++++ Data records

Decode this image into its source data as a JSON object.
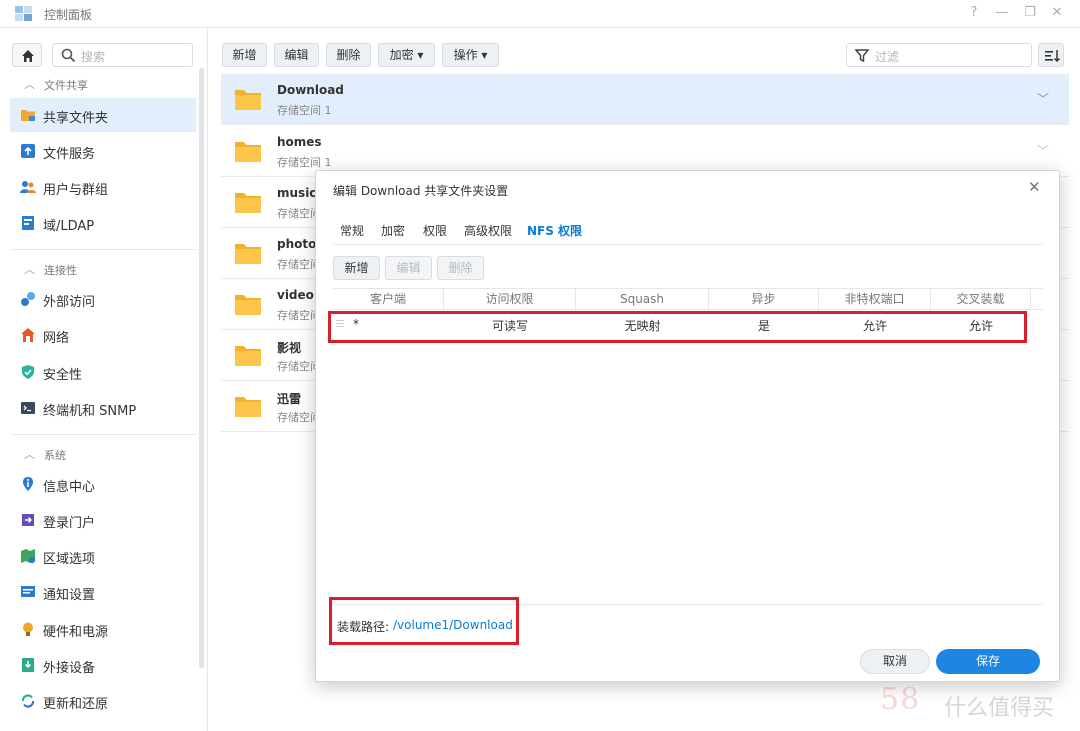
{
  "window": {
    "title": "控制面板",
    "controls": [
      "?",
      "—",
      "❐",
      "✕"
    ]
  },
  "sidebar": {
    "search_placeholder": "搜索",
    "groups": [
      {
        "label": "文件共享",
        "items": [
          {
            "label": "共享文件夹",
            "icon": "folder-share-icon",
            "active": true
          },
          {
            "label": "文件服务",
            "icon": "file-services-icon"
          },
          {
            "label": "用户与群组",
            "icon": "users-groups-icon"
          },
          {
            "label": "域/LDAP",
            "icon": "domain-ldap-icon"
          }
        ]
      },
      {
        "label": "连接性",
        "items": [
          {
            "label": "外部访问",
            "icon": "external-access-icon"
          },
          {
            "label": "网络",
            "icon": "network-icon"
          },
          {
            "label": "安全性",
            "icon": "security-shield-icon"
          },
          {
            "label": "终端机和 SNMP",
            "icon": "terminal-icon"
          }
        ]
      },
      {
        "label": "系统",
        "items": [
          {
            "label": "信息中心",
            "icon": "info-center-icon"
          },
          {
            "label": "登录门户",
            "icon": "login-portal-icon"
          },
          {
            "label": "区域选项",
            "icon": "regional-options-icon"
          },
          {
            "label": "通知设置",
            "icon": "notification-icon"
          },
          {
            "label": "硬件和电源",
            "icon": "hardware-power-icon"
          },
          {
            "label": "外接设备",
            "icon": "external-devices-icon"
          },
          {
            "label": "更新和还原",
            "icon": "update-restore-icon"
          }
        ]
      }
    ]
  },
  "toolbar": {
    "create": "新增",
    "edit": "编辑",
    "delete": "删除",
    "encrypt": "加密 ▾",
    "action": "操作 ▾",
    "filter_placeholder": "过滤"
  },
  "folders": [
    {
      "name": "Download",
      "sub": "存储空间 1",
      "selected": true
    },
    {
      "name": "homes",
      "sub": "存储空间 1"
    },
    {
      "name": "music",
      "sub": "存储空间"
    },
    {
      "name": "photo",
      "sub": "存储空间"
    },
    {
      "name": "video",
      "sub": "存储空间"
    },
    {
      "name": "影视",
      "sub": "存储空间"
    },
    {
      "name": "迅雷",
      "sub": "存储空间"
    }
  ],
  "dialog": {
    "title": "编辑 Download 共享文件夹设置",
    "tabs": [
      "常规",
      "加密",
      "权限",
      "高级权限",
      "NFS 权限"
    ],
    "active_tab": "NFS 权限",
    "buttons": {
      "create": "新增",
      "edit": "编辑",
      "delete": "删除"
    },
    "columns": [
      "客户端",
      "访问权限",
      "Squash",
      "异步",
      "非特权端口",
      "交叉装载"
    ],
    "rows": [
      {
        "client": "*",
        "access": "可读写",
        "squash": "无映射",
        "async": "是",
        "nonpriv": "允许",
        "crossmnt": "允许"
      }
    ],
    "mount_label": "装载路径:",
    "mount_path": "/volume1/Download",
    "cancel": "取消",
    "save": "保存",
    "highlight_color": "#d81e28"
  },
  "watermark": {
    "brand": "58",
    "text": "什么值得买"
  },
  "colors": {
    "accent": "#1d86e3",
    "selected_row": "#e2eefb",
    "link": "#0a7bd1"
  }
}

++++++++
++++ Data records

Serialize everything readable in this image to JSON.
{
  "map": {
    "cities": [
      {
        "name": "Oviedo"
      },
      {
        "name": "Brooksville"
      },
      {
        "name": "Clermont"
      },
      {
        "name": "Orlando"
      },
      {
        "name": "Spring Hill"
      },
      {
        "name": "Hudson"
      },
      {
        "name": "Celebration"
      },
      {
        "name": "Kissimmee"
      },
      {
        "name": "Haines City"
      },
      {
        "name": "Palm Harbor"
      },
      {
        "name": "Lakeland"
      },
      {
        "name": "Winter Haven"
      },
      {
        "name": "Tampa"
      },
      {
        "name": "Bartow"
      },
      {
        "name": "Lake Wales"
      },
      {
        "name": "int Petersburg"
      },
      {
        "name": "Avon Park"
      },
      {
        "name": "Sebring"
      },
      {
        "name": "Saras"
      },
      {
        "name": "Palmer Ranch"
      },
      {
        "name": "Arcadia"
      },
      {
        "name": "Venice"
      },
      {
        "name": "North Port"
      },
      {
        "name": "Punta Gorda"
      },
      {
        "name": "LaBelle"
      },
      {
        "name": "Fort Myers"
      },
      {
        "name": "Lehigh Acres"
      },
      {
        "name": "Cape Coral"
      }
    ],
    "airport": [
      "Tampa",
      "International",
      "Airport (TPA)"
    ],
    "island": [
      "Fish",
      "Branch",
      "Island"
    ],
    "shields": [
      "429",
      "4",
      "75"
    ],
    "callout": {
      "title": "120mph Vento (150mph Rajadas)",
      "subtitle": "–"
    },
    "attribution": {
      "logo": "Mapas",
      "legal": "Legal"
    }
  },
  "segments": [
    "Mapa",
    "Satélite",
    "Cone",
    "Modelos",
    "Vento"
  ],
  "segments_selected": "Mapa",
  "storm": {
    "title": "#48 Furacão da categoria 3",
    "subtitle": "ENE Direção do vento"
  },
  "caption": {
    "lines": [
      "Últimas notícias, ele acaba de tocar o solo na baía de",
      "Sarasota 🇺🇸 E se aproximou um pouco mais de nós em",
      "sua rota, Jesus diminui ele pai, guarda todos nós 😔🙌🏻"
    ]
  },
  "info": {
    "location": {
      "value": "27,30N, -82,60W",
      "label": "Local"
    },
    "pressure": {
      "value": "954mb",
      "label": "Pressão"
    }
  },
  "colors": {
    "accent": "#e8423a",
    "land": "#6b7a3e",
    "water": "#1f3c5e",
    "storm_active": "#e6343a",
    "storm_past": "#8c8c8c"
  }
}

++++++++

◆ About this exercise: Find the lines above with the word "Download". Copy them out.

◆ Solution to the problem:
      "name": "Download",
    "title": "编辑 Download 共享文件夹设置",
    "mount_path": "/volume1/Download",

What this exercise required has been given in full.